"It's a really bizarre feeling when you discover you might be dead in a couple of years or even in a couple of months," he said. "I feel like I've given away my life for £2,000."
Modi's lawyer, Martyn Day, of Leigh Day solicitors, said the four victims he was representing were considering legal action against Parexel, the firm that ran the trial. He believes they are eligible for up to £5m in damages. The company denies responsibility for the outcome of the trial.
The Sunday Times has seen the medical assessment of four of the victims, completed last week by immunologist Professor Richard Powell.
According to Powell, one man, known simply as Patient A, "has definite early signs that a lymphoid malignancy is developing".
2.Renewed ordeal of the Elephant Men
NAV MODI fears he may have only two more years to live. The 24-year-old from Forest Gate, east London, has just graduated from university and was looking forward to a career in his family's electrical business.
Now his future is uncertain. "It's a really bizarre feeling when you discover you might be dead in a couple of years or even in a couple of months," he said.
Modi is one of the "Elephant Men" who nearly died last March when he and five others took part in a drugs trial at Northwick Park hospital in northwest London.
Modi and his fellow patients were left seriously ill during the trial of the TGN1412 drug. His head swelled up like a balloon and he suffered multiple organ failure.
Ryan Wilson, 21, another guinea pig, suffered gangrene that made his toes and fingers go black. All his toes and three of his fingers will have to be amputated; he had heart failure, kidney failure, pneumonia, septicaemia and liver failure.
Mohamed Abdelhady, 29, a bar manager, suffered severe head and chest swelling. He was so bloated that his girlfriend Myfanwy Marshall said he was unrecognisable.
The patients had volunteered for the trial after being lured with the offer of £2,000 each to test the drug made by TeGenero, a newly formed German drug firm. Parexel, the American firm that administered the tests, told them there would be no serious side effects.
On March 13 this year, Modi and the other five patients were injected with TGN1412 while in the Parexel drug testing suite at Northwick Park.
At first, Modi recalled last week, he did not notice anything. But then a horrifying sequence of events began to unfold: "It started about 40 minutes later with a headache. A couple of minutes later that turned into a severe headache.
"It was like a huge, heavy foot was being pressed down on my head.
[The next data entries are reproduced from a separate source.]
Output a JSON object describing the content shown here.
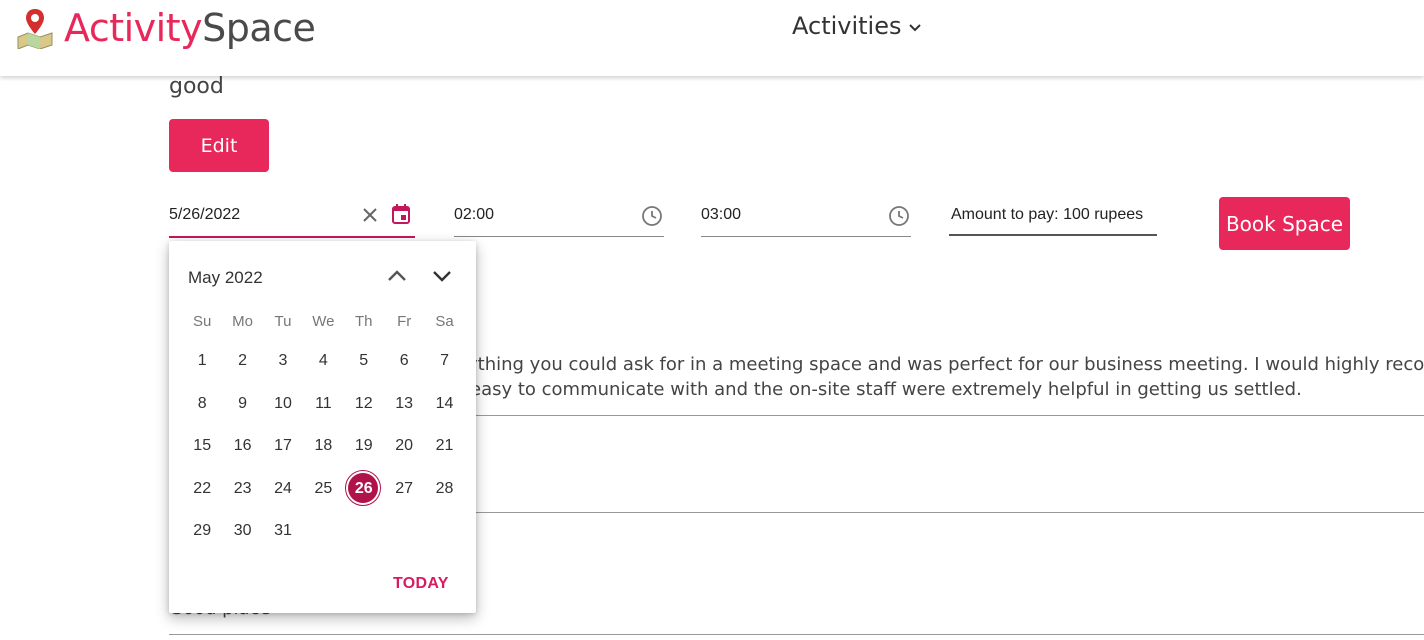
{
  "header": {
    "logo_part1": "Activity",
    "logo_part2": "Space",
    "nav_label": "Activities"
  },
  "content": {
    "review_title": "good",
    "edit_label": "Edit",
    "review_line1": "ything you could ask for in a meeting space and was perfect for our business meeting. I would highly recommend",
    "review_line2": "easy to communicate with and the on-site staff were extremely helpful in getting us settled.",
    "review_partial": "Good place"
  },
  "booking": {
    "date_value": "5/26/2022",
    "start_time": "02:00",
    "end_time": "03:00",
    "amount_text": "Amount to pay: 100 rupees",
    "book_label": "Book Space"
  },
  "calendar": {
    "month_label": "May 2022",
    "weekdays": [
      "Su",
      "Mo",
      "Tu",
      "We",
      "Th",
      "Fr",
      "Sa"
    ],
    "weeks": [
      [
        "1",
        "2",
        "3",
        "4",
        "5",
        "6",
        "7"
      ],
      [
        "8",
        "9",
        "10",
        "11",
        "12",
        "13",
        "14"
      ],
      [
        "15",
        "16",
        "17",
        "18",
        "19",
        "20",
        "21"
      ],
      [
        "22",
        "23",
        "24",
        "25",
        "26",
        "27",
        "28"
      ],
      [
        "29",
        "30",
        "31",
        "",
        "",
        "",
        ""
      ]
    ],
    "selected_day": "26",
    "today_label": "TODAY"
  },
  "colors": {
    "brand": "#e8285a",
    "selected_day": "#b0124a",
    "today_text": "#d81b60"
  }
}
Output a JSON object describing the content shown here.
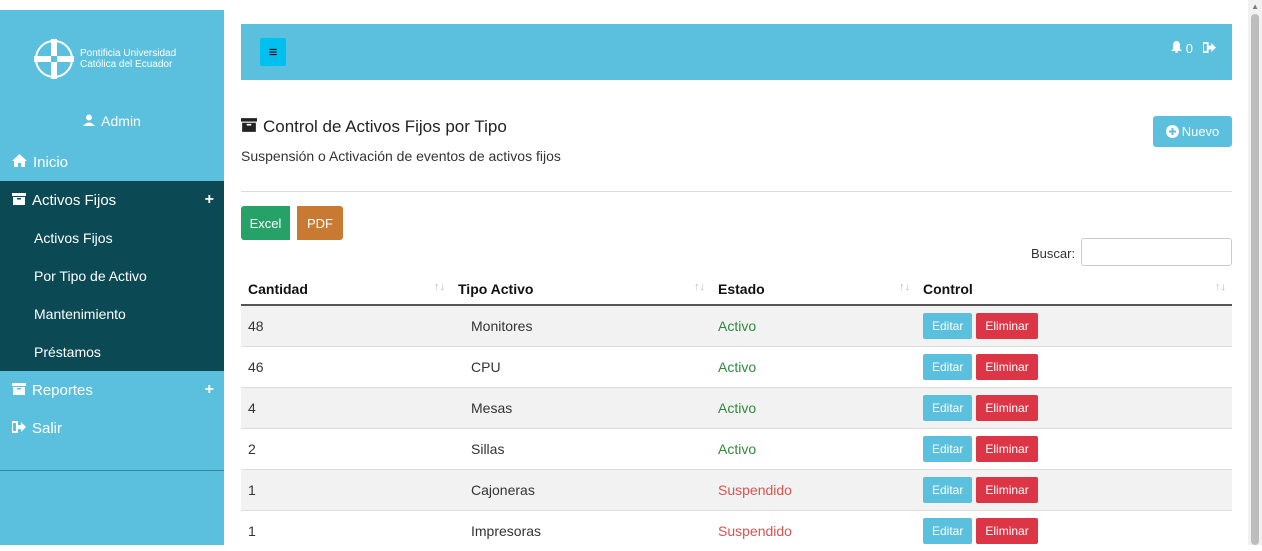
{
  "sidebar": {
    "logo_line1": "Pontificia Universidad",
    "logo_line2": "Católica del Ecuador",
    "user": "Admin",
    "items": [
      {
        "label": "Inicio",
        "icon": "home-icon"
      },
      {
        "label": "Activos Fijos",
        "icon": "archive-icon",
        "expand": "+"
      },
      {
        "label": "Reportes",
        "icon": "archive-icon",
        "expand": "+"
      },
      {
        "label": "Salir",
        "icon": "sign-out-icon"
      }
    ],
    "subitems": [
      "Activos Fijos",
      "Por Tipo de Activo",
      "Mantenimiento",
      "Préstamos"
    ]
  },
  "topbar": {
    "menu_icon": "≡",
    "notifications": "0"
  },
  "page": {
    "title": "Control de Activos Fijos por Tipo",
    "subtitle": "Suspensión o Activación de eventos de activos fijos",
    "new_button": "Nuevo",
    "excel_button": "Excel",
    "pdf_button": "PDF",
    "search_label": "Buscar:"
  },
  "table": {
    "headers": [
      "Cantidad",
      "Tipo Activo",
      "Estado",
      "Control"
    ],
    "edit_label": "Editar",
    "delete_label": "Eliminar",
    "rows": [
      {
        "cantidad": "48",
        "tipo": "Monitores",
        "estado": "Activo"
      },
      {
        "cantidad": "46",
        "tipo": "CPU",
        "estado": "Activo"
      },
      {
        "cantidad": "4",
        "tipo": "Mesas",
        "estado": "Activo"
      },
      {
        "cantidad": "2",
        "tipo": "Sillas",
        "estado": "Activo"
      },
      {
        "cantidad": "1",
        "tipo": "Cajoneras",
        "estado": "Suspendido"
      },
      {
        "cantidad": "1",
        "tipo": "Impresoras",
        "estado": "Suspendido"
      }
    ]
  },
  "colors": {
    "sidebar": "#5bc0de",
    "sidebar_active": "#0b4a55",
    "active_status": "#2e8b3c",
    "suspended_status": "#d9534f",
    "excel": "#26a269",
    "pdf": "#c87a32",
    "delete": "#dc3545"
  }
}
I started moaning and crying, but the doctor just told me to calm down. He said it would go away. I begged him to do something. I told him the pain was killing me."
Modi then developed a back pain so severe that he was unable to lie down. "I was in such agony, I was jumping up and down on the bed and screaming." All around the other patients were going through similar agony.
Modi began retching, fainted, then stopped breathing; he was in and out of consciousness. Nurses tried to put an oxygen mask over his mouth but he kept pulling it off to be sick. The doctor gave him a paracetamol tablet. "I vomited that out in a couple of minutes." Soon afterwards staff administered pain-killing sedatives.
Modi woke up in the intensive care unit later that day. The next day he was visited by his girlfriend Divya Vegda, 22. Horrified by the sight of his swollen head, she later described him as looking like an "Elephant Man".
"My whole body was swollen up, puffed up like a huge balloon," said Modi. "It was like they had pumped gas into me."
Four months later he still suffers from occasional lapses of memory, severe headaches, back pain and diarrhoea.
He and the others had been led to believe that while their symptoms might per